- Current and previous addresses
- Details of your current assets – anything from a car, motorbike, or boat to other properties and the like
- Proof of your income and current outgoing expenses
- Current records of your salary
- Latest tax return/notice of assessment
- If you are self-employed or cannot easily demonstrate your salary with pay stubs, three years’ worth of tax returns
- A letter from your employer stating the tenure of your employment (if possible)
- Proof of Identification: Enough to pass the 100 point check, which can include your passport, birth certificate, etc.
- Copies of recent credit card statements, confirming your credit limits
- Front page of the sales contract
- Six months’ worth of bank statements to confirm a genuine pattern of savings
- Statutory declaration stating that funds gifted for the deposit do not need to be repaid (if applicable)
- Council rates notice for any properties you own, such as investment properties
- If purchasing an investment property, confirmation of rental income for the property (real estate agency letter)
- Completed application for First Home Owner Grant (if applicable)

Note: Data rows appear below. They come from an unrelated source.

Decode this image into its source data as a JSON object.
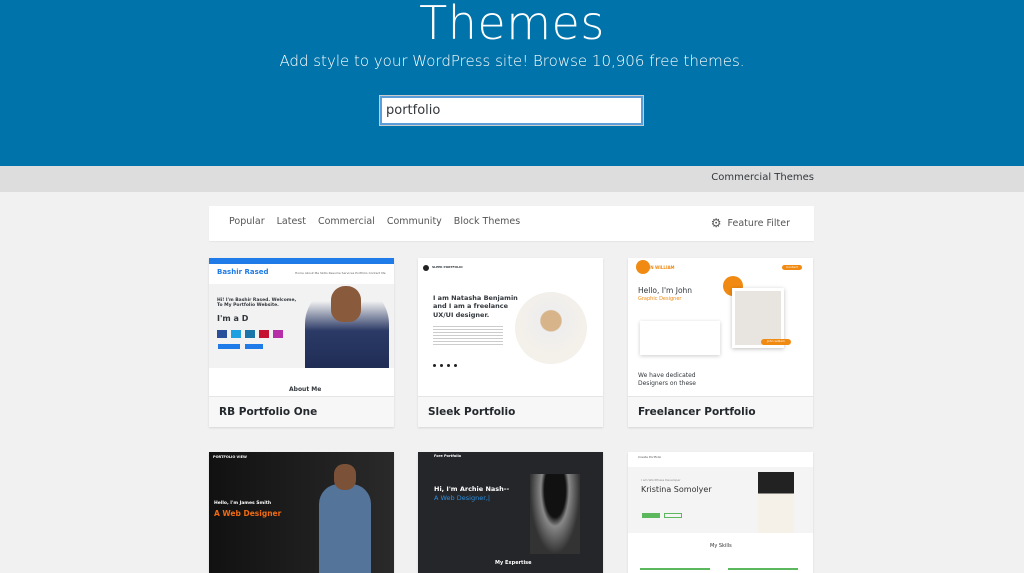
{
  "hero": {
    "title": "Themes",
    "subtitle": "Add style to your WordPress site! Browse 10,906 free themes.",
    "search_value": "portfolio"
  },
  "subbar": {
    "commercial_link": "Commercial Themes"
  },
  "filter": {
    "tabs": [
      "Popular",
      "Latest",
      "Commercial",
      "Community",
      "Block Themes"
    ],
    "feature_filter": "Feature Filter",
    "icon": "gear-icon"
  },
  "themes": [
    {
      "name": "RB Portfolio One",
      "preview": {
        "brand": "Bashir Rased",
        "intro": "Hi! I'm Bashir Rased. Welcome, To My Portfolio Website.",
        "typed": "I'm a D",
        "section": "About Me",
        "nav": "Home  About Me  Skills  Resume  Services  Portfolio  Contact Me"
      }
    },
    {
      "name": "Sleek Portfolio",
      "preview": {
        "brand": "SLEEK PORTFOLIO",
        "headline": "I am Natasha Benjamin and I am a freelance UX/UI designer."
      }
    },
    {
      "name": "Freelancer Portfolio",
      "preview": {
        "brand": "JOHN WILLIAM",
        "headline": "Hello, I'm John",
        "role": "Graphic Designer",
        "section": "We have dedicated Designers on these",
        "button": "Contact",
        "badge": "John william"
      }
    },
    {
      "name": "",
      "preview": {
        "brand": "PORTFOLIO VIEW",
        "greeting": "Hello, I'm James Smith",
        "role": "A Web Designer"
      }
    },
    {
      "name": "",
      "preview": {
        "brand": "Fore Portfolio",
        "headline": "Hi, I'm Archie Nash--",
        "role": "A Web Designer,|",
        "section": "My Expertise"
      }
    },
    {
      "name": "",
      "preview": {
        "brand": "Create Portfolio",
        "tag": "I am WordPress Developer",
        "headline": "Kristina Somolyer",
        "section": "My Skills"
      }
    }
  ],
  "colors": {
    "header": "#0073aa",
    "accent_orange": "#f08a12",
    "accent_blue": "#1e7be8"
  }
}
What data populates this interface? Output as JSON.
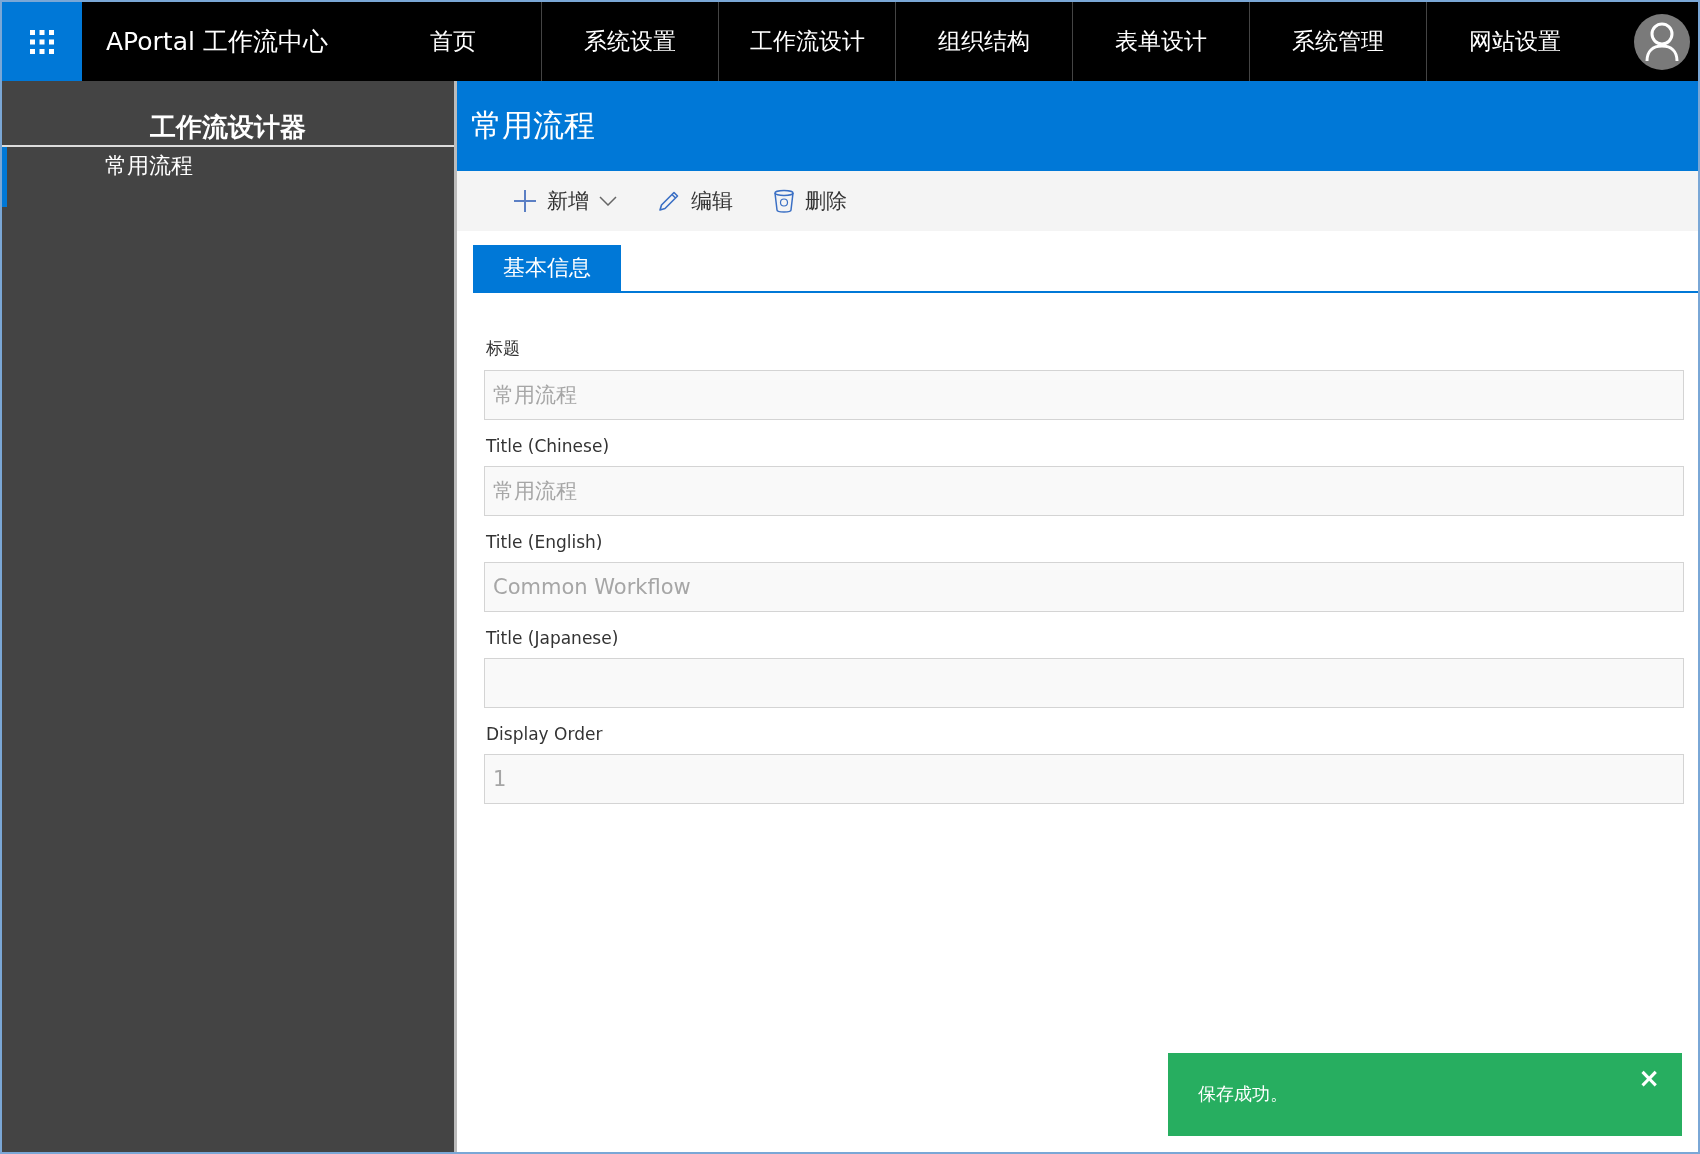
{
  "topbar": {
    "brand": "APortal 工作流中心",
    "nav": [
      {
        "label": "首页"
      },
      {
        "label": "系统设置"
      },
      {
        "label": "工作流设计"
      },
      {
        "label": "组织结构"
      },
      {
        "label": "表单设计"
      },
      {
        "label": "系统管理"
      },
      {
        "label": "网站设置"
      }
    ]
  },
  "sidebar": {
    "title": "工作流设计器",
    "items": [
      {
        "label": "常用流程",
        "selected": true
      }
    ]
  },
  "page": {
    "title": "常用流程"
  },
  "toolbar": [
    {
      "kind": "add",
      "label": "新增",
      "dropdown": true
    },
    {
      "kind": "edit",
      "label": "编辑",
      "dropdown": false
    },
    {
      "kind": "delete",
      "label": "删除",
      "dropdown": false
    }
  ],
  "tabs": [
    {
      "label": "基本信息",
      "selected": true
    }
  ],
  "fields": [
    {
      "label": "标题",
      "value": "常用流程",
      "disabled": true
    },
    {
      "label": "Title (Chinese)",
      "value": "常用流程",
      "disabled": true
    },
    {
      "label": "Title (English)",
      "value": "Common Workflow",
      "disabled": true
    },
    {
      "label": "Title (Japanese)",
      "disabled": true
    },
    {
      "label": "Display Order",
      "value": "1",
      "disabled": true
    }
  ],
  "toast": {
    "message": "保存成功。",
    "close": "×"
  }
}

If you plan to reduce your credit card limit to improve your borrowing power, make sure you request the reduction with your card provider at least a week prior to applying for the loan. As you need to provide evidence of the decrease to the lender, this allows time for the card provider to send you written notice of your new credit limit.
Costs of buying

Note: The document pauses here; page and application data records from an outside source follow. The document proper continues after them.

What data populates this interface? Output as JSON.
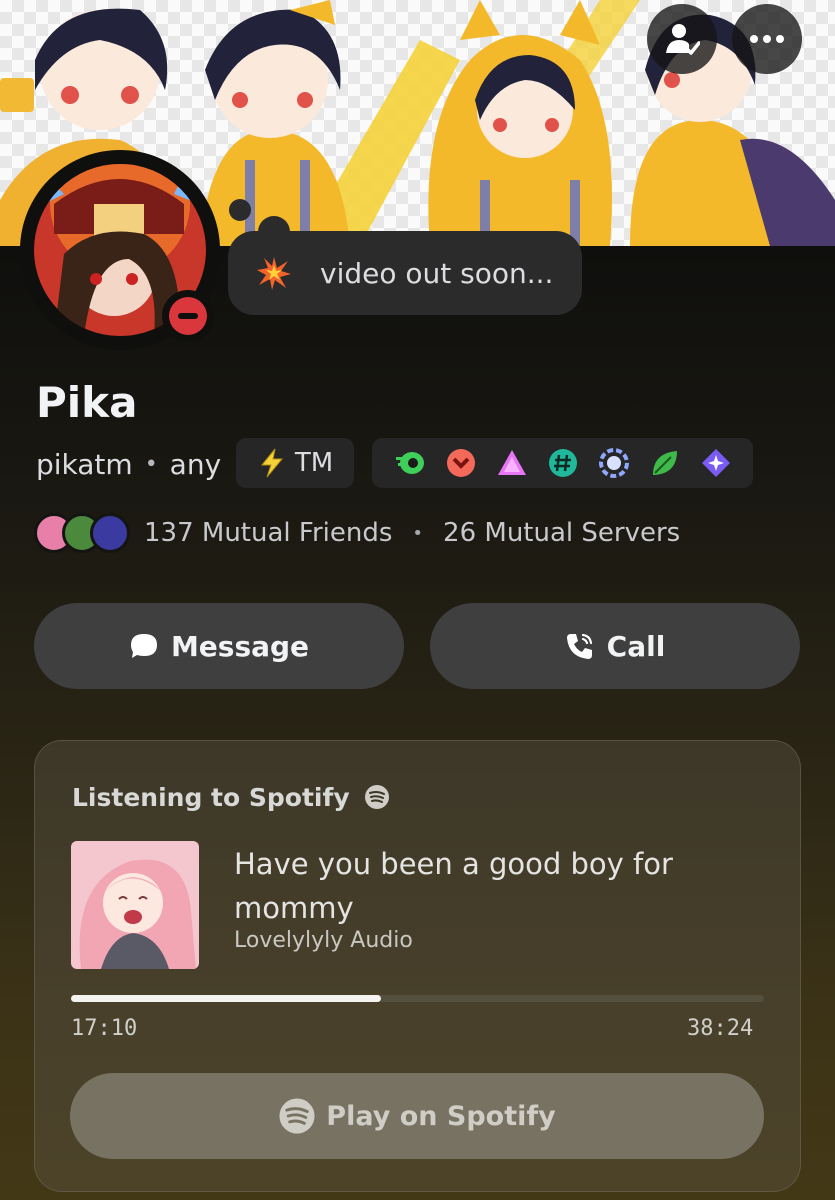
{
  "profile": {
    "display_name": "Pika",
    "username": "pikatm",
    "separator": "•",
    "pronouns": "any",
    "status": "do-not-disturb",
    "custom_status": {
      "emoji": "collision-emoji",
      "text": "video out soon..."
    },
    "server_tag": {
      "icon": "lightning-icon",
      "text": "TM"
    },
    "badges": [
      "nitro-badge",
      "boost-badge",
      "hypesquad-badge",
      "hashtag-badge",
      "laurel-badge",
      "leaf-badge",
      "quest-badge"
    ]
  },
  "header": {
    "icons": [
      "friends-check-icon",
      "more-options-icon"
    ]
  },
  "mutuals": {
    "friends": "137 Mutual Friends",
    "separator": "•",
    "servers": "26 Mutual Servers"
  },
  "actions": {
    "message_label": "Message",
    "call_label": "Call"
  },
  "activity": {
    "header": "Listening to Spotify",
    "track_title": "Have you been a good boy for mommy",
    "artist": "Lovelylyly Audio",
    "elapsed": "17:10",
    "duration": "38:24",
    "progress": 0.447,
    "play_label": "Play on Spotify"
  },
  "colors": {
    "dnd": "#da373c",
    "button": "#3f3f3f",
    "banner_yellow": "#f4b92a"
  }
}
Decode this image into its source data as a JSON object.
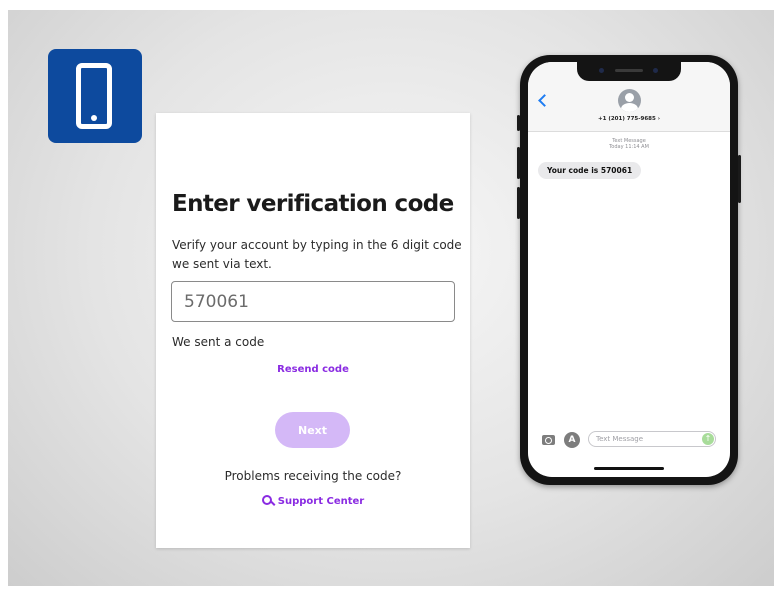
{
  "badge": {
    "icon": "mobile-phone-icon",
    "color": "#0d4a9e"
  },
  "card": {
    "title": "Enter verification code",
    "description": "Verify your account by typing in the 6 digit code we sent via text.",
    "code_value": "570061",
    "sent_text": "We sent a code",
    "resend_label": "Resend code",
    "next_label": "Next",
    "problems_text": "Problems receiving the code?",
    "support_label": "Support Center",
    "accent_color": "#8a2be2"
  },
  "phone": {
    "contact_number": "+1 (201) 775-9685 ›",
    "meta_line1": "Text Message",
    "meta_line2": "Today 11:14 AM",
    "message": "Your code is 570061",
    "compose_placeholder": "Text Message",
    "appstore_glyph": "A",
    "send_glyph": "↑"
  }
}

First homebuyers are often shocked at the number of expenses involved in buying a property – from legal and bank fees to government charges, the costs add up.
You should budget for these expenses as a general rule, and while they may vary, the some of the most common expenses include:

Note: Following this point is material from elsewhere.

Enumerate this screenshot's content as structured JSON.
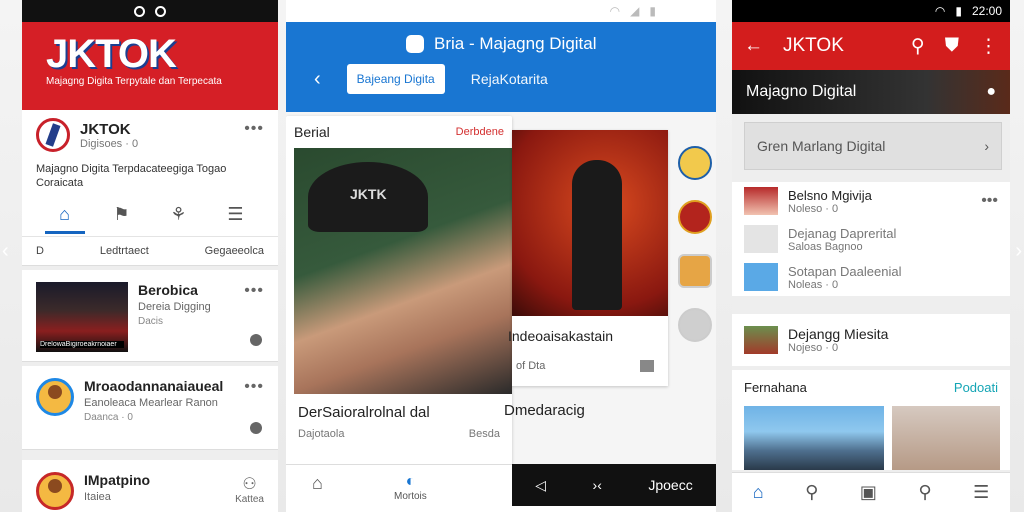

Lenders mortgage insurance (LMI):
You will need this if you are taking out more than 80% of the property’s purchase price to borrow from the bank. LMI protects the lender against the possibility that the borrower will no longer be able to afford their loan repayments.
The taxes the government will put on your mortgage documents and on the property itself. While the actual cost of stamp duty will change depending on where the property is located and a host of other factors, rest assured that this is typically an expense you will have to set aside some money for.
The process of transferring ownership from one individual to another through solicitors or conveyancers. This is the actual pen and paper process behind buying and selling of the home, and it won't be free. A good conveyancer, though, will be worth their price tag in the quality of their advice regarding every step of buying or selling a property.
Building and contents insurance:
This is something you need to think about once contracts change hands: the policy that covers the actual bricks and mortar of your property or home (building), along with its chattels, such as carpets, tiles and curtains (also known as contents).
It’s quite common for homeowners to get combined coverage for both the building and the contents, although you can get separate policies if you want – say if you're buying a building as an investment property and don't need to insure what's inside of it.
Policies vary widely in price and scope, so make sure you carefully read the terms and conditions of your building and contents insurance product. Owner-occupiers will have to consider having the contents of their homes insured.
These can vary from person to person, but generally they include things like utilities connections, cleaning, and removal in addition to the actual cost of paying a moving company (or paying for gas, van rental, and the like if you're doing the moving yourself)
Strata searches and building and pest inspections:
Be sure to organize a strata search and pest inspection before committing to buy a property. Even though this may seem like an unnecessary expense, it's actually anything but: by getting a clean bill of sale on the property before you buy it, you will almost certainly save money in the long run, not to mention the peace of mind a full inspection will give you.